Also @benny-skogberg, check out the BBC homepage I have now linked in my answer. While you could argue "it's not scrolling", it is very much using the extended horizontal to display content. Clearly pushing towards a more mobile market. –  slawrence10 Dec 16 '12 at 0:20

Looking at the first few sites on the list of the Best Horizontal sites brings up a few patterns that I think help define the state of this kind of site.

http://album.alexflueras.ro/ has the content layout in a horizontal manner, but scrolling up and down on the mouse slides the content left and right. This sort of setup doesn't take extra time to get accustomed to and can in many cases work. If the user has to either manually grab the scroll bar to flow through the content (or use key combinations like shift-scrolling) then it would likely be much more annoying.

http://www.bartleboglehegarty.com/#/europe actually requires grabbing the site to move (or using the custom horizontal scroll bar at the top). This took me awhile to figure out and wasn't a pleasant surprise when it was realized, so I would have a hard time saying this is a good substitute for a normal navigation.

http://carrotcreative.com/#!/ and http://www.charliegentle.co.uk/ scroll the content in from left to right, but don't actually require the user to do any sort of special navigating to accomplish it. Clicking links slides content in and out, which, not affecting the navigibility, doesn't seem to be a detriment.
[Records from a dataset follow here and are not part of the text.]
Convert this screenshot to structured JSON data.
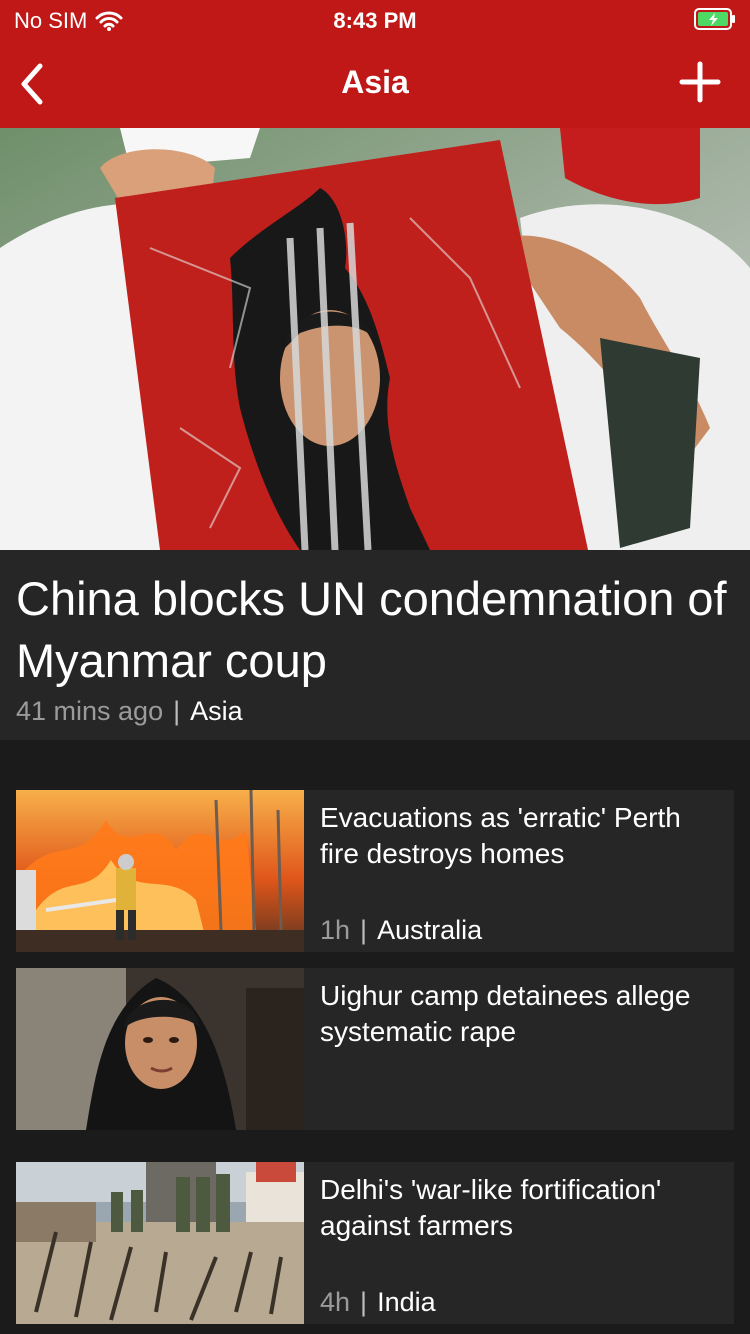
{
  "status_bar": {
    "carrier": "No SIM",
    "time": "8:43 PM",
    "icons": [
      "wifi-icon",
      "battery-charging-icon"
    ]
  },
  "nav": {
    "title": "Asia",
    "back_icon": "chevron-left-icon",
    "add_icon": "plus-icon"
  },
  "hero": {
    "image": "protest-poster-myanmar-photo",
    "headline": "China blocks UN condemnation of Myanmar coup",
    "time": "41 mins ago",
    "separator": "|",
    "category": "Asia"
  },
  "stories": [
    {
      "image": "bushfire-firefighter-photo",
      "headline": "Evacuations as 'erratic' Perth fire destroys homes",
      "time": "1h",
      "separator": "|",
      "category": "Australia"
    },
    {
      "image": "woman-portrait-photo",
      "headline": "Uighur camp detainees allege systematic rape",
      "time": "",
      "separator": "",
      "category": ""
    },
    {
      "image": "police-barricade-spikes-photo",
      "headline": "Delhi's 'war-like fortification' against farmers",
      "time": "4h",
      "separator": "|",
      "category": "India"
    }
  ],
  "colors": {
    "brand_red": "#c01717",
    "background": "#1b1b1b",
    "card": "#262626",
    "meta_gray": "#9b9b9b"
  }
}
Though it might be hard to call them "horizontal scrolling sites."

http://www.clholloway.co.za/ is the same as the first site, having the content move horizontally but allowing veritcal scrolling to handle the navigation. And it works.
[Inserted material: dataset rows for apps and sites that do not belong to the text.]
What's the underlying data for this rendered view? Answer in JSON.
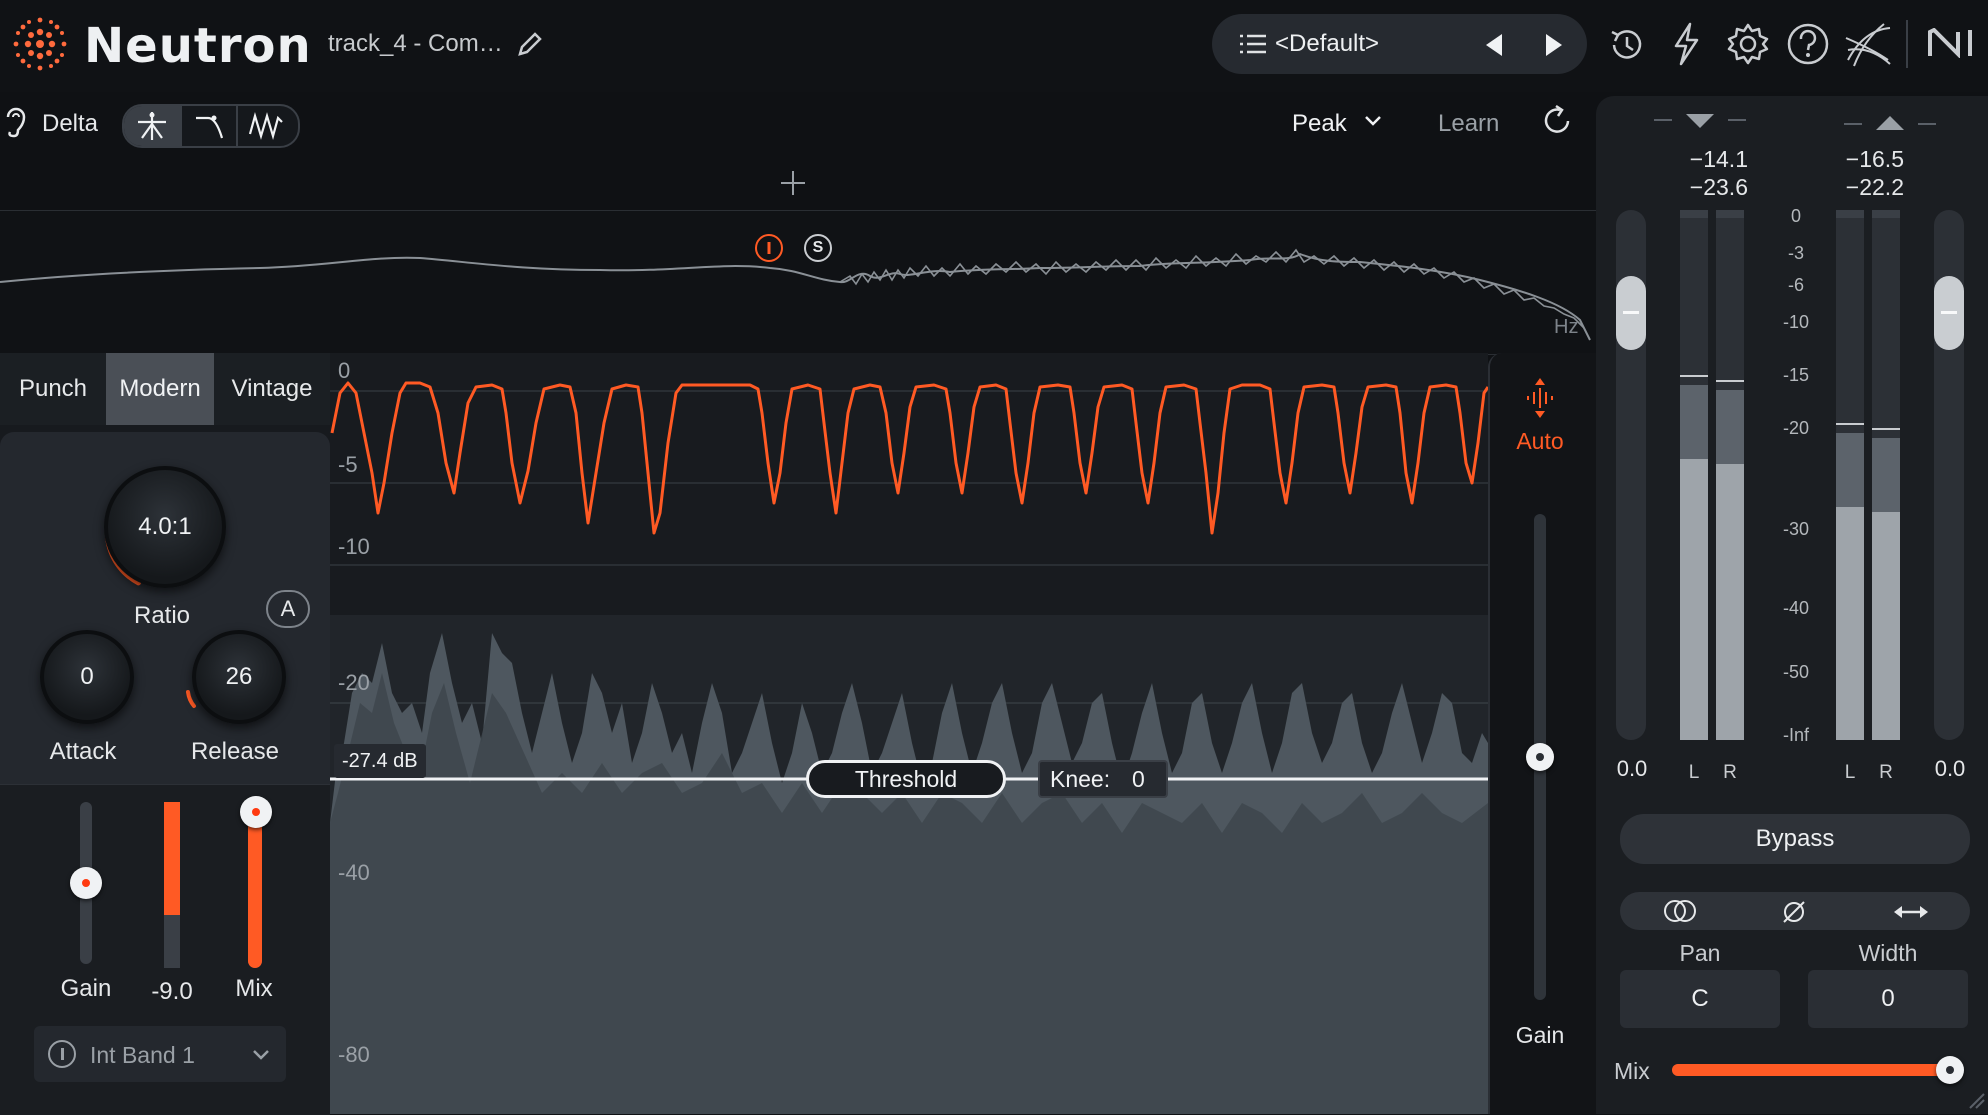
{
  "app": {
    "name": "Neutron",
    "track_title": "track_4 - Com…"
  },
  "preset": {
    "name": "<Default>"
  },
  "toolbar": {
    "icons": [
      "list-icon",
      "prev-arrow-icon",
      "next-arrow-icon",
      "history-icon",
      "lightning-icon",
      "gear-icon",
      "help-icon",
      "mesh-icon",
      "ni-logo-icon"
    ]
  },
  "secondary": {
    "delta_label": "Delta",
    "detection": "Peak",
    "learn_label": "Learn"
  },
  "spectrum": {
    "hz_label": "Hz",
    "band_marker_solo": "S"
  },
  "style_tabs": [
    {
      "label": "Punch"
    },
    {
      "label": "Modern",
      "active": true
    },
    {
      "label": "Vintage"
    }
  ],
  "knobs": {
    "ratio": {
      "value": "4.0:1",
      "label": "Ratio"
    },
    "auto_badge": "A",
    "attack": {
      "value": "0",
      "label": "Attack"
    },
    "release": {
      "value": "26",
      "label": "Release"
    }
  },
  "lower": {
    "gain_label": "Gain",
    "gr_value": "-9.0",
    "mix_label": "Mix",
    "sidechain": "Int Band 1",
    "gain_level": 0.5,
    "gr_level": 0.68,
    "mix_level": 1.0
  },
  "graph": {
    "y_ticks": [
      "0",
      "-5",
      "-10",
      "-20",
      "-40",
      "-80"
    ],
    "threshold_value": "-27.4 dB",
    "threshold_label": "Threshold",
    "knee_label": "Knee:",
    "knee_value": "0"
  },
  "gain_strip": {
    "auto_label": "Auto",
    "gain_label": "Gain",
    "gain_level": 0.5
  },
  "meters": {
    "input": {
      "peak": "−14.1",
      "rms": "−23.6",
      "fader_value": "0.0",
      "l_label": "L",
      "r_label": "R",
      "l_level": 0.53,
      "r_level": 0.52
    },
    "output": {
      "peak": "−16.5",
      "rms": "−22.2",
      "fader_value": "0.0",
      "l_label": "L",
      "r_label": "R",
      "l_level": 0.44,
      "r_level": 0.43
    },
    "scale": [
      "0",
      "-3",
      "-6",
      "-10",
      "-15",
      "-20",
      "-30",
      "-40",
      "-50",
      "-Inf"
    ]
  },
  "bypass_label": "Bypass",
  "stereo": {
    "pan_label": "Pan",
    "pan_value": "C",
    "width_label": "Width",
    "width_value": "0"
  },
  "output_mix": {
    "label": "Mix",
    "level": 1.0
  },
  "colors": {
    "accent": "#ff5a24",
    "background": "#0f1114",
    "panel": "#24282e"
  }
}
I could keep going, but it seems like there are ways to make it not a usability problem, as long as it is handled correctly.
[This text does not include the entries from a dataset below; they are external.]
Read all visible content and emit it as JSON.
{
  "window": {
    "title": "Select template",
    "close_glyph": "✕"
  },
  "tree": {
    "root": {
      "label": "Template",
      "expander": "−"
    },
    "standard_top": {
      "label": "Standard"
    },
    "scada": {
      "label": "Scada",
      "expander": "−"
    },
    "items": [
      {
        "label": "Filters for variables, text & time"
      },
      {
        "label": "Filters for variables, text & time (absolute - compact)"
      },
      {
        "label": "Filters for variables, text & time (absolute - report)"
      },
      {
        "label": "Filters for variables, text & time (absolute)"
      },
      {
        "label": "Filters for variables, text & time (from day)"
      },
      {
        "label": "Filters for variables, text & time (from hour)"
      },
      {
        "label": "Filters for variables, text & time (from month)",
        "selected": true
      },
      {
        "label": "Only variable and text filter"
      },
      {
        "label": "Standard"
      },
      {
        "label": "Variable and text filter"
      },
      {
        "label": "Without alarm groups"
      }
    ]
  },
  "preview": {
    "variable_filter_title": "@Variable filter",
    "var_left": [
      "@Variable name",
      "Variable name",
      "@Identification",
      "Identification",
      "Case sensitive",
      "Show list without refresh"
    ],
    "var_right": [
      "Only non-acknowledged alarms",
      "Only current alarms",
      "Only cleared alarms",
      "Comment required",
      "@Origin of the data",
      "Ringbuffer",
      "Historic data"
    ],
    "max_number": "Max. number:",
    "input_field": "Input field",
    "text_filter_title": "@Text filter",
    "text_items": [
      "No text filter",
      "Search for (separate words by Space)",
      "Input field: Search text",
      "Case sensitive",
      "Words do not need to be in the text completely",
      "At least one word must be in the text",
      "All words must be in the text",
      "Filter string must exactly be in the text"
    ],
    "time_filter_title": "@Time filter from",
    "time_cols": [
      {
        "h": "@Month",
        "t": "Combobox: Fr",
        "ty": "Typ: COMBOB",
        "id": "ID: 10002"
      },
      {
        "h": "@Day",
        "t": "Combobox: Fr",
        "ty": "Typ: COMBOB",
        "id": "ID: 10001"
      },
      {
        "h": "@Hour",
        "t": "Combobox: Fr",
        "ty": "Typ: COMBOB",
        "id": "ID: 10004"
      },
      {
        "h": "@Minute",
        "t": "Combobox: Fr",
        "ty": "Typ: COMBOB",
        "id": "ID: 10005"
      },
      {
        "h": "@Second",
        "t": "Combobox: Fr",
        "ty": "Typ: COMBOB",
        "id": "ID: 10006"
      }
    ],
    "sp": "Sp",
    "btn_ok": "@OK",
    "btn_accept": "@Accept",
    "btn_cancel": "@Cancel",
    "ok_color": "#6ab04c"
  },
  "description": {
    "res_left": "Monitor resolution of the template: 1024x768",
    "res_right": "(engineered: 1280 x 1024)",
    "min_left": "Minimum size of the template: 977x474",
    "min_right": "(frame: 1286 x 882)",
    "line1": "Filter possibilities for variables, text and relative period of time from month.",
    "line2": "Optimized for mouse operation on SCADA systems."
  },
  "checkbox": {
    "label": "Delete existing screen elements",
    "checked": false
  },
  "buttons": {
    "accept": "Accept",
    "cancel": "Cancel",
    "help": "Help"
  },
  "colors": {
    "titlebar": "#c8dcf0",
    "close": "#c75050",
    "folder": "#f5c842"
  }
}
share|improve this answer

For what it's worth, Windows 8 does a nice (not perfect) job of manipulating the vertical scroll wheel to scroll horizontal on the desktop. it's not as bad, but then again there's not real content on the screen, just app icons.

There is also a difference between horizontal scrolling and horizontal paging. Having to scroll continuously does not make for a good UI, be it horizontal or vertical. I believe the concept of vertical scrolling came about because (at least in the US) we read from the top of the page to the bottom, so naturally moving the content we're currently viewing to the top of the page to continue this process came about. I can see at least one site mentioned on the link the OP referenced of top 40 horizontal scrolling sites where paging is employed. I believe that would probably be better for horizontal sites, as scrolling will disrupt the natural process of the eyes moving down while viewing left to right, as they would now have to move down, left to right, and more left while scrolling the page, if that makes sense. In an attempt to make things easier, the user may just scroll over an entire page before attempting to view the rest of the content, that's what I would do. Now we're making the user work harder to view our content, and that's not good. The designer can implement proper paging horizontally to mitigate this problem.

share|improve this answer
    
+1 I agree on the Win8 Reference. It's OK, not bad, not good. :-) –  Benny Skogberg MCSA Jun 6 at 20:55

I'd say that horizontal scrolling in and of it self isn't the problem.

To me the scrolling annoyance comes from having to scroll horizontally when the content is organized vertically, or having to scroll vertically when the content is organized horizontally.

For example a text page on which you scroll down to see all the content, that requires you to scroll left and right as well because it doesn't ensure that the lines of text fit within the view port. That would be an annoyance even if you can scroll far enough to one side to be able to read a column without scrolling, but then lose the navigation and/or other parts of the page. Similarly with for example a photo gallery which is organized horizontally, it would be an annoyance if you had to scroll vertically to see the full extent of the photo.

share|improve this answer

Your Answer

 
discard

By posting your answer, you agree to the privacy policy and terms of service.

Not the answer you're looking for? Browse other questions tagged or ask your own question.